The possibility of a broad leftist sweep not only through El Salvador, but also over the rest of Central America appears less likely today than it did several months ago.
The reason: a sudden decline in the fortunes of El Salvador's left.
Once confident of eventual victory in the small Central American country's civil strife, the left is now clearly on the defensive.
Both the joint civilian-military junta running the strife-torn nation and rightist paramilitary groups have gone on the offensive -- with moderate success at the expense of the left.
Grouped together as the Frente Revolucionario Democratico (FRD) and still a strong element within El Salvador's political spectrum, the left's losses in recent weeks have been serious. Beginning with the rather lackluster general strike in mid-August, supported by a mere fraction of business, the left has suffered from:
* Flagging public support for its cause.
* Staggering human losses in clashes with both military and rightist forces.
* Undercutting of leftist goals by the junta's social and economic programs, including a massive land-reform effort.
* Serious infighting among the factions within the FRD.
"I admit we are beset with problems we did not face two months ago," said a FRD spokesman Sept. 6. "We need to regroup."
A big unknown in the picture is the role of the Roman Catholic Church, which in recent weeks has been strangely quiet. While not taking the side of the left , the church in the past has supported many leftist calls for social and econominc change; moreover, elements within the church have been critical of the governing junta. Now that criticism has subsided and the church is saying little.
Some of the left's biggest difficulties result from the heavy personnel losses it has suffered in encounters with El Salvador's military during the last two months. Leftist leaders accuse the governing junta of human-rights violations in these incidents.
Ironically, such charges are not having the effect of winning public support for the left, as they might have in the past. Many Salvadoreans are simply tired of five years of incessant fighting.
"Can't we end this nonsense?" Asked moderate businessman Hector Ponce Gonzalez in a radio address this past weekend. "Isn't it time that we came together to reason as men and women of good will?"
The scope of such reasoning is hard to gauge, but there is no doubt that this view is becoming increasingly common in El Salvador.
Moreover, the joint military-civilian junta, despite some problems of cohesiveness, has managed to win at least grudging support from large segments of the Salvadorean population -- in part because it offers what many Salvadoreans see as a peaceful solution to the country's continuing turmoil.
A series of wide-ranging reforms planned and already being implemented by the junta has undercut -- at least for -- now much of the program of the left.
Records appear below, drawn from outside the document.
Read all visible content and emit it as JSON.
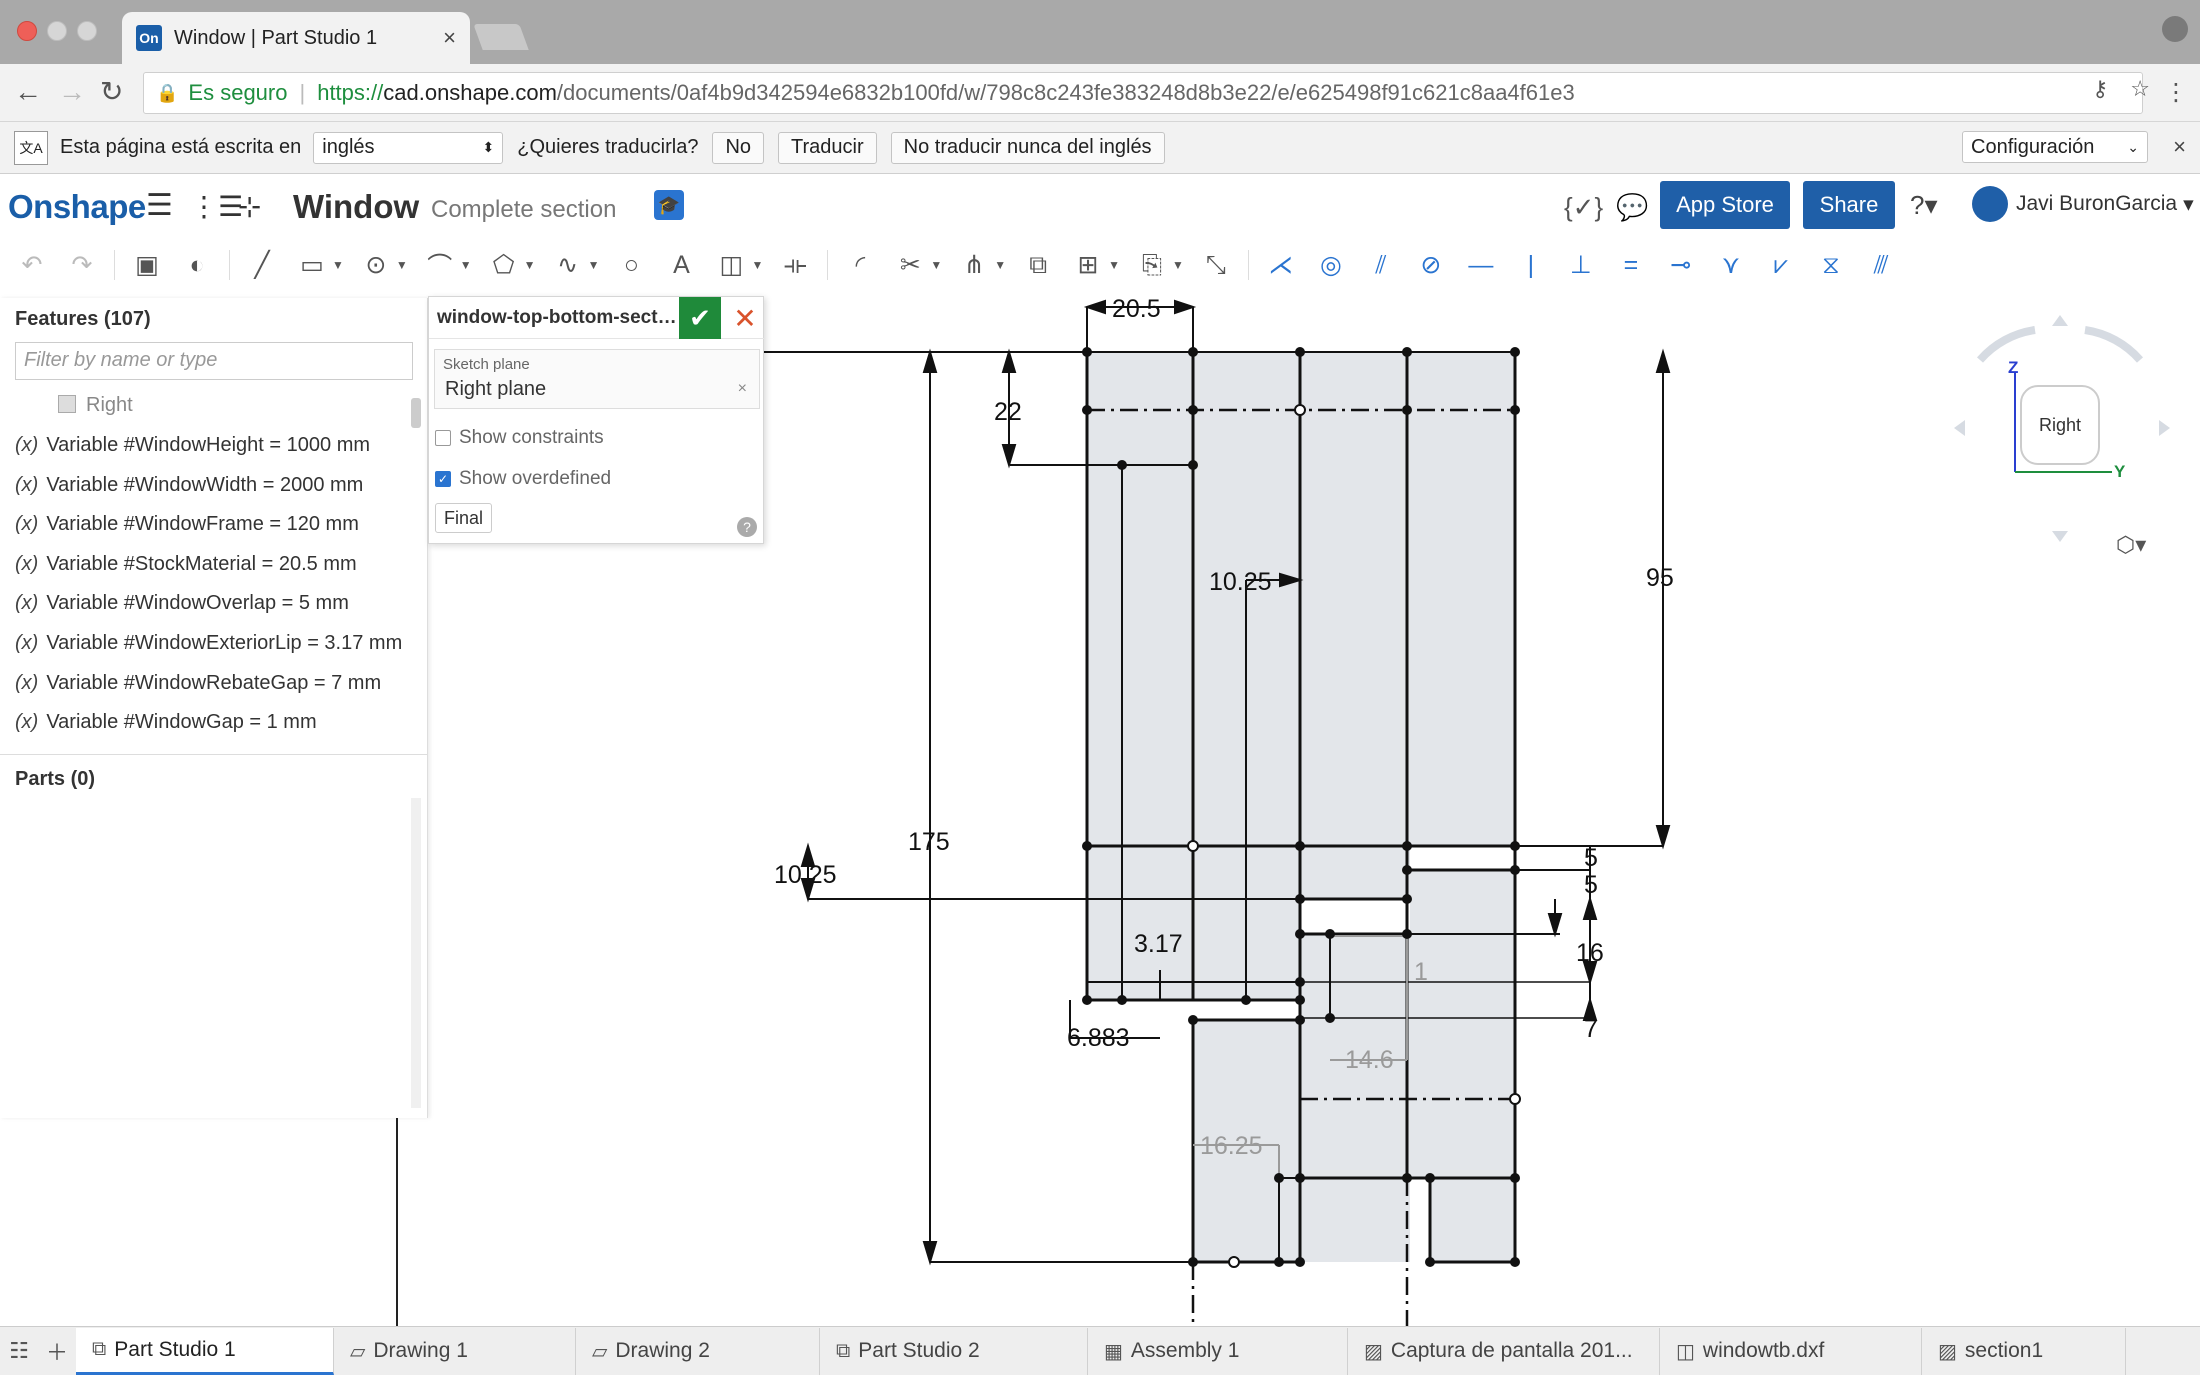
{
  "browser": {
    "tab_title": "Window | Part Studio 1",
    "favicon": "On",
    "url": {
      "secure_label": "Es seguro",
      "scheme": "https://",
      "host": "cad.onshape.com",
      "path": "/documents/0af4b9d342594e6832b100fd/w/798c8c243fe383248d8b3e22/e/e625498f91c621c8aa4f61e3"
    }
  },
  "translate_bar": {
    "prompt": "Esta página está escrita en",
    "language": "inglés",
    "question": "¿Quieres traducirla?",
    "no": "No",
    "translate": "Traducir",
    "never": "No traducir nunca del inglés",
    "settings": "Configuración"
  },
  "app": {
    "logo": "Onshape",
    "doc_title": "Window",
    "doc_subtitle": "Complete section",
    "app_store": "App Store",
    "share": "Share",
    "user_name": "Javi BuronGarcia",
    "accent": "#1f5fa8"
  },
  "features": {
    "title": "Features (107)",
    "filter_placeholder": "Filter by name or type",
    "first_item": "Right",
    "variables": [
      "Variable #WindowHeight = 1000 mm",
      "Variable #WindowWidth = 2000 mm",
      "Variable #WindowFrame = 120 mm",
      "Variable #StockMaterial = 20.5 mm",
      "Variable #WindowOverlap = 5 mm",
      "Variable #WindowExteriorLip = 3.17 mm",
      "Variable #WindowRebateGap = 7 mm",
      "Variable #WindowGap = 1 mm"
    ],
    "var_symbol": "(x)",
    "parts": "Parts (0)"
  },
  "sketch_dialog": {
    "name": "window-top-bottom-secti...",
    "plane_label": "Sketch plane",
    "plane_value": "Right plane",
    "show_constraints": "Show constraints",
    "show_overdefined": "Show overdefined",
    "show_constraints_checked": false,
    "show_overdefined_checked": true,
    "final": "Final"
  },
  "dimensions": {
    "d20_5": "20.5",
    "d22": "22",
    "d10_25a": "10.25",
    "d95": "95",
    "d175": "175",
    "d10_25b": "10.25",
    "d5a": "5",
    "d5b": "5",
    "d3_17": "3.17",
    "d16": "16",
    "d1": "1",
    "d6_883": "6.883",
    "d7": "7",
    "d14_6": "14.6",
    "d16_25": "16.25"
  },
  "viewcube": {
    "face": "Right",
    "axis_z": "Z",
    "axis_y": "Y"
  },
  "bottom_tabs": [
    "Part Studio 1",
    "Drawing 1",
    "Drawing 2",
    "Part Studio 2",
    "Assembly 1",
    "Captura de pantalla 201...",
    "windowtb.dxf",
    "section1"
  ]
}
If the junta can deliver on these reforms, it is likely that the left will continue to lose strength.
None of this implies that the FRD is on its last legs or that it still does not command tremendous power. But for the moment, it is not enjoying the success that it had a few short months ago.